The fifth-ranked Tigers return from a midseason open date hoping to emerge stronger for the stretch run, much like last season. They're also trying to rebound from a loss to No. 1 Mississippi State that left Auburn almost certainly needing a 6-0 finish to have a legitimate shot at winning the Southeastern Conference Western Division and making the College Football Playoff.
That bid starts for the Tigers (5-1, 2-1 SEC) as more than two-touchdown favorites Saturday night against South Carolina (4-3, 2-3).
"Any time you lose your last game, you can't wait to get on the field and get out there," Malzahn said. "The thing about our team is I feel pretty comfortable with how they're going to respond, because we have a lot of veteran guys that have been through a lot of different experiences."
That includes a nine-game winning streak last season that ended in the national championship game.
The emphasis isn't altogether different this time around, except it's more about fine-tuning than identifying strengths. Auburn is averaging 268 rushing yards per game behind quarterback Nick Marshall and tailback Cameron Artis-Payne, but Malzahn feels the Tigers can still be more effective on the ground. That includes trying to turn the zone read back into the nearly unstoppable force it became last season after a road loss to LSU.
One issue is that injuries have forced Auburn to shuffle the starting five along the offensive line.
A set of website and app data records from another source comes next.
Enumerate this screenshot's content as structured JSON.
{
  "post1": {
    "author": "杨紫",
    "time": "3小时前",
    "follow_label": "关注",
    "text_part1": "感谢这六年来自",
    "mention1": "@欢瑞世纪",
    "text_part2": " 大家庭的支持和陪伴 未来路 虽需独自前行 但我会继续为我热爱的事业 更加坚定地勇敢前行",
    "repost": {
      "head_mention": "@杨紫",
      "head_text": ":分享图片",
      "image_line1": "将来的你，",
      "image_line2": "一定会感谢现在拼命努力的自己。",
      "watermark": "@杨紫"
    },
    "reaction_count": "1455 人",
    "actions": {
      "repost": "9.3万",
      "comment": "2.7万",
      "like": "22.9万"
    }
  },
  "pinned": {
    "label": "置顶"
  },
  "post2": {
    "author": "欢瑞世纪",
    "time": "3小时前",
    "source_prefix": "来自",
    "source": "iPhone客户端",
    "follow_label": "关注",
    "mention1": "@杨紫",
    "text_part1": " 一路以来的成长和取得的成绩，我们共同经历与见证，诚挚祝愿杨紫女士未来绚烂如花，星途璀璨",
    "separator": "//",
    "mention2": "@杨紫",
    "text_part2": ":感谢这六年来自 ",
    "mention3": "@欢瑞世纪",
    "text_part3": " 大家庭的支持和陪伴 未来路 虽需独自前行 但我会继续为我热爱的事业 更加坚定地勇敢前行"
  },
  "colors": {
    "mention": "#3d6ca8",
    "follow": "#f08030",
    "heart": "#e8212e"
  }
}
Avery Young has started three different positions on the line and Chad Slade has logged starts at both guard spots. Only left tackle Shon Coleman and center Reese Dismukes have started every game at the same position.
"It really comes down to the execution part," Malzahn said. "We were very efficient, especially in the second half of the year last year, and we're hoping that the same thing will happen this year. A lot of it has to do with we've had some injuries up front. We've mixed and matched. We really haven't gotten our guys in the same spot over and over again so you can really get clicking."
Auburn was coming off its most dominant performance of the season, a 41-7 win over then-No. 15 LSU, before falling to the Bulldogs in a mistake-filled game for both teams that the Tigers have repeatedly called eye-opening.
Safety Josh Holsey thinks Auburn can use that as a growth experience.
"I feel like it really helps us," Holsey said. "It's that eye-opener. It shows you in this conference you really have to come to play week in and week out. I feel like it's really a repeat of last year when we lost to LSU on the road as well. It really brought our team together more than separated us.
"I feel like this year's going to be the same thing. It's going to bring us together, that we're going to get together and make a run for it."
The defense gets a boost from the return of safety Jermaine Whitehead, who is trying to work his way back onto the field after serving a four-game suspension. Malzahn didn't indicate when Whitehead, who resumed practicing Sunday, will see action.
It's also not clear if replacement Holsey is going to have to relinquish the starting spot.
"We all really missed Whitehead," he said.